# Michael's Wiki

A [http://en.wikipedia.org/wiki/Heap_(data_structure) Heap] is a data structures which maintains a heap property.

##### binary heap

A special case of the d-ary heap where $d=2$. “Simple and fast”, in that it has a low constant factor in its O-notation. Uses log(n) time for all operations except construction from an existing set of n items, which takes O(n) time.

[http://en.wikipedia.org/wiki/Binary_heap Binary heaps] are implicit data structures. The logical structure is just an array of items, but the key information that makes it a binary heap is in the ordering within that array.

Can be represented as an implicit tree with n nodes (items). For each non-root node x, priority(parent(x)) \leq priority(x).

#### Implicit Tree

Implicit complete binary tree: An array A of n items which are interpreted as a tree.

• * children(array[i]) = array[2i+1] , array[2i+2]
• * parent(array[i>0]) = array[floor( (i-1)/2)]

• min():
• return A[0]
• min operation is O(1)
• delete_min():
• move item in A[n-1] to A[0]
• bubble_down(0)
• Need a dynamic array which can be expanded
• Add the item to the end of the array
• bubble_up(n-1)
• bubble_down(g):
• while A[g] is larger than either of its children:
• swap A[g] and g with its smallest child
• bubble_up(g):
• while parent(A[g]) > A[g]:
• swap A[g] and g with its parent
• the bubble procedures are O(log(n))

##### d-ary heap

Generalization of the binary heap

##### Fibonacci heaps

Advantages over binary or k-ary heaps:

• * Good O-notation
• O(1) to decrease priority
• O(log n) to delete minimum value
• * Allows merge operations
• But known good applications of merge… ?

• * Large constant factors hidden in space and time O-notation
• Not practical
• * space and time bounds rely on amortization, so has bad worst-cases
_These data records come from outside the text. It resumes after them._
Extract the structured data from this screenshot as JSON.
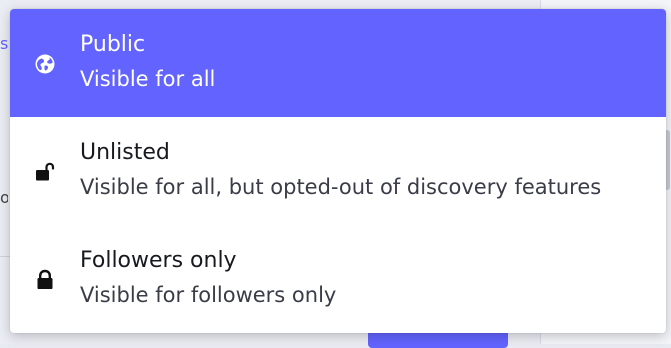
{
  "background": {
    "accent_color": "#6364ff",
    "fragment_top": "s",
    "fragment_mid": "o"
  },
  "privacy_menu": {
    "options": [
      {
        "title": "Public",
        "description": "Visible for all",
        "icon": "globe-icon",
        "selected": true
      },
      {
        "title": "Unlisted",
        "description": "Visible for all, but opted-out of discovery features",
        "icon": "unlock-icon",
        "selected": false
      },
      {
        "title": "Followers only",
        "description": "Visible for followers only",
        "icon": "lock-icon",
        "selected": false
      }
    ],
    "selected_color": "#6364ff"
  }
}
Overall structure is a forest of heap-ordered trees and a pointer to the best (least-priority) tree root. No a priori constraints on trees, but the data structure operations will only cause certain shapes to occur.
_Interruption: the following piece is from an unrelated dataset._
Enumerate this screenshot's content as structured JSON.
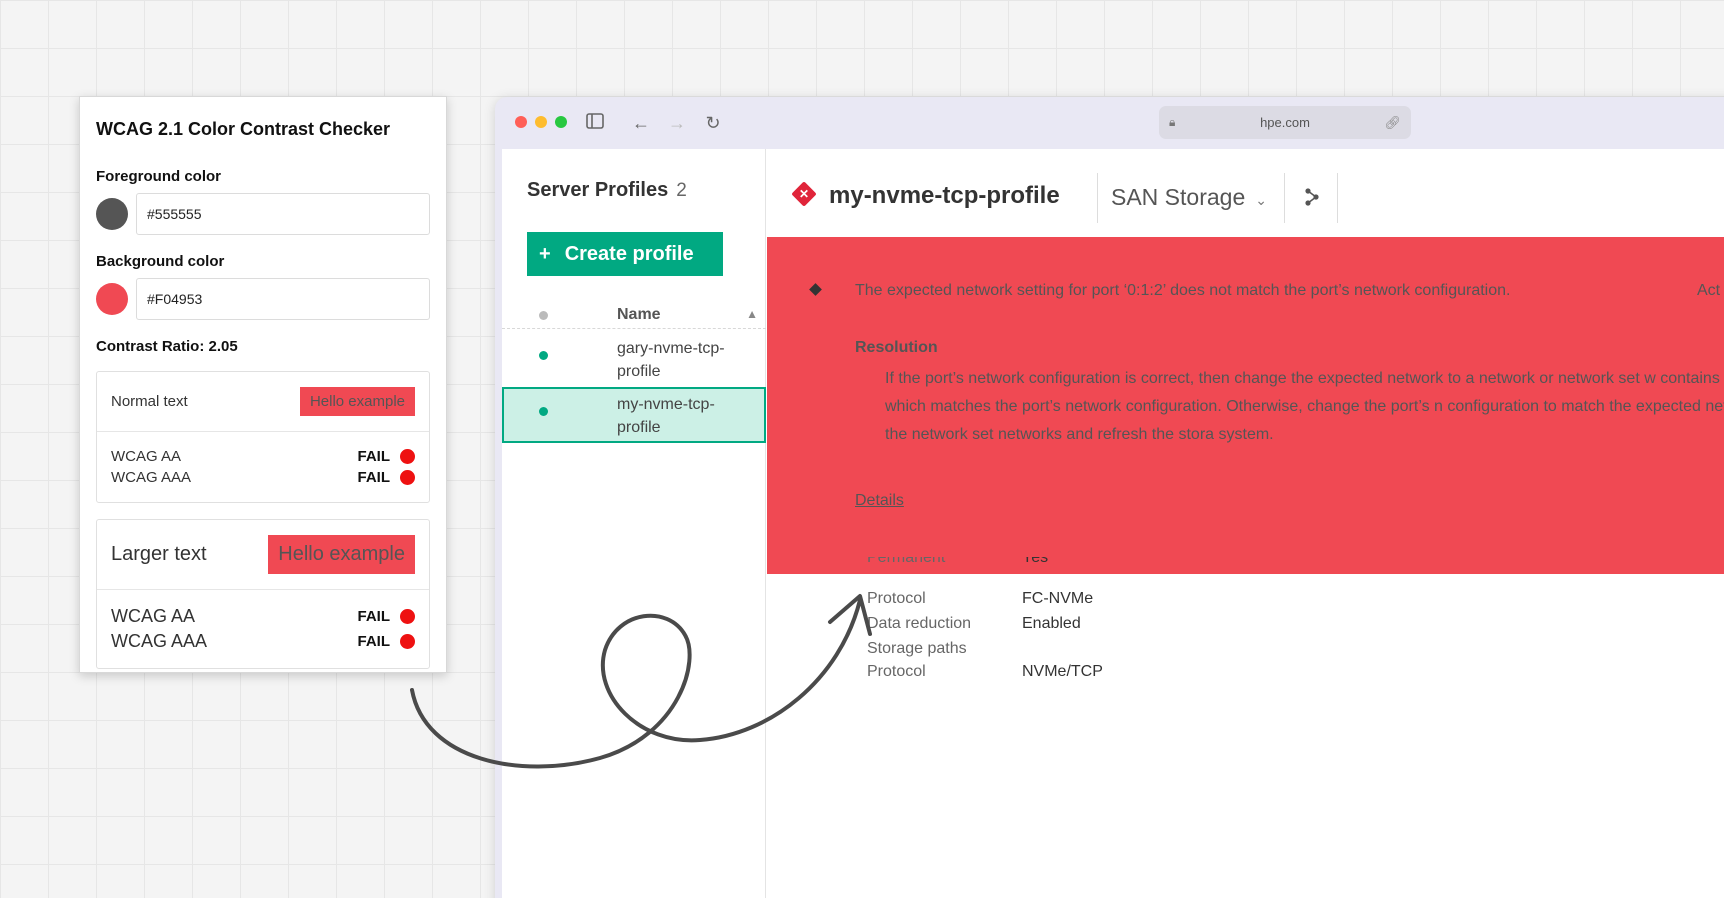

Memory use:

• * One node object per data item
• data item and its priority
• pointer to parent node or null pointer if root
• pointer to a child node (or null if leaf)
• number of children
• pointers to left and right nodes, in circular doubly-linked list of siblings or roots
• boolean flag for [(not root) && (one of its children has been removed after this node became non-root)]
• If the flag is set, then the node can't have a child deleted from it

Potential function: $\phi$ = (# trees) + 2(# true flags)
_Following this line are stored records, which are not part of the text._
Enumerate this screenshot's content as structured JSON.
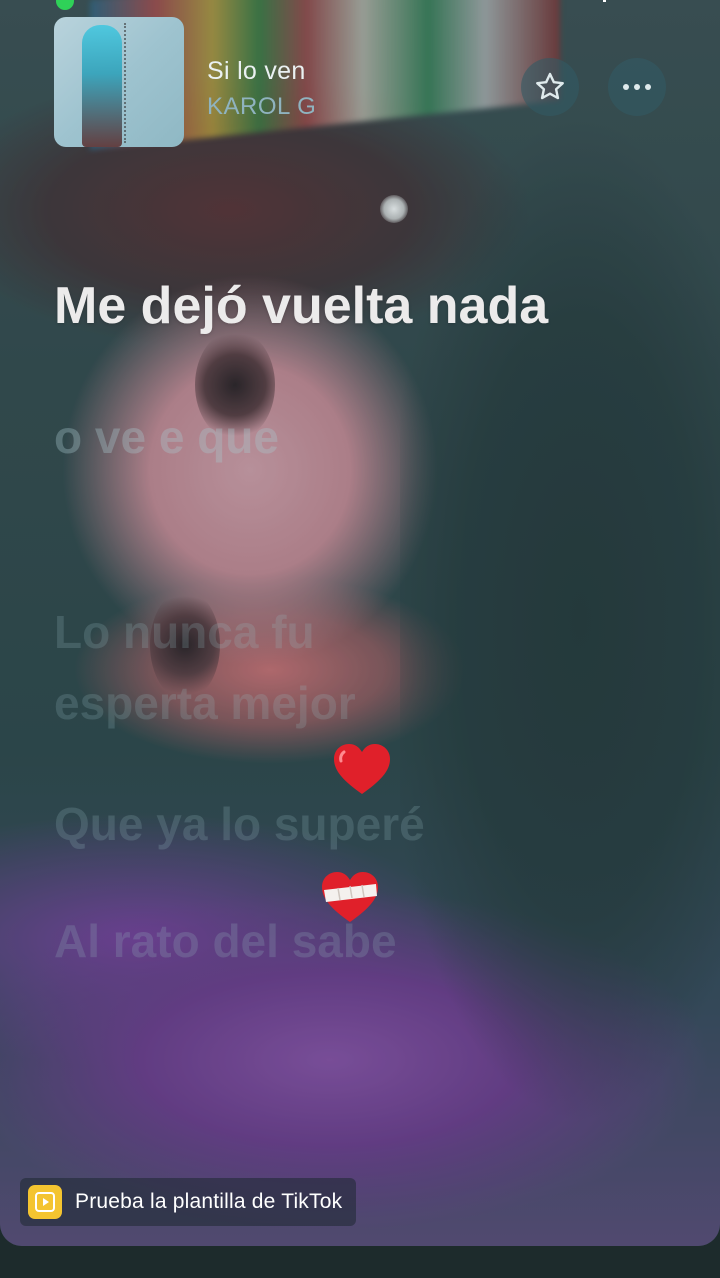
{
  "song": {
    "title": "Si lo ven",
    "artist": "KAROL G"
  },
  "actions": {
    "favorite_icon": "star-icon",
    "more_icon": "more-horizontal-icon"
  },
  "lyrics": {
    "current": "Me dejó vuelta nada",
    "next": "o ve          e que",
    "faded_3": "Lo nunca fu",
    "faded_4": "esperta mejor",
    "faded_5": "Que ya lo superé",
    "faded_6": "Al rato del sabe"
  },
  "emojis": {
    "heart": "❤️",
    "mending_heart": "❤️‍🩹"
  },
  "template_badge": {
    "label": "Prueba la plantilla de TikTok",
    "icon": "template-play-icon",
    "icon_color": "#f4c430"
  },
  "status": {
    "camera_indicator_color": "#2fd158"
  }
}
#### Construction

For n items:

1. create a new tree root for each item and link the roots together

#* actual time O(n) and $\Delta \phi = +n$ ; total O(n)

Also maintain a data structure which points to node objects given the node value, like a hash table.

#### Operations

The tricky operations are deletion and decrease-priority.

To insert a new item:

1. create a new tree root and link it in
2. compare with previous best root, update if necessary

#* actual time O(1), $\Delta \phi = +1$ ; total O(1)

To merge two heaps:

1. concatenate lists of roots
2. compare the best roots to update a new best root

#* actual time O(1), $\Delta \phi = 0$ ; total O(1)

decrease priority of x:

1. if x is a root:
1. change the priority of x
2. check if x is now the best root
3. return
2. if x.parent.flag = false:
1. set x.parent.flag to true
2. make x into a new root with the new priority
3. return
3. if x.parent.flag = true:
1. promote x.parent into a new root
2. set x.parent.parent.flag to true it not already a root
3. recursively make roots of ancestors with true flags

$\phi$ = (# trees) + 2(# true flags) If $k$ is the number of promotions made during the call:

• * actual time = O(k+1)
• * $\Delta \phi$ from new tree roots = +k
• * $\Delta \phi$ from flag going true to false = -2(k-1)
• * $\Delta \phi$ from flag going false to true = +2
• * Total time = $k + k - 2k + 1 + 2 +2 = +5$

to delete-min:

• * Have to merge the list of children of the deleted node into the list of roots.
• easy
• * Have to find the new best tree root
• easy but slow
• * Have to improve the structure of the forest in order to reduce the potential function
• delete-min():
• promote children of the deleted node into roots
• while any two trees T1 and T2 have the same number of children:
• compare the priorities of their roots to make one root the child of the other
• Or:
• allocate array C[(max # children +1) of tree roots] initially empty
• make collection R of tree roots not yet in C
• while R is nonempty:
• find and remove X from R
• if C[X.numchildren] is nonempty:
• merge C with C[X.numchildren] and store the result back in R
• else:
• * $\Delta \phi$ = (new # trees) - (old # trees)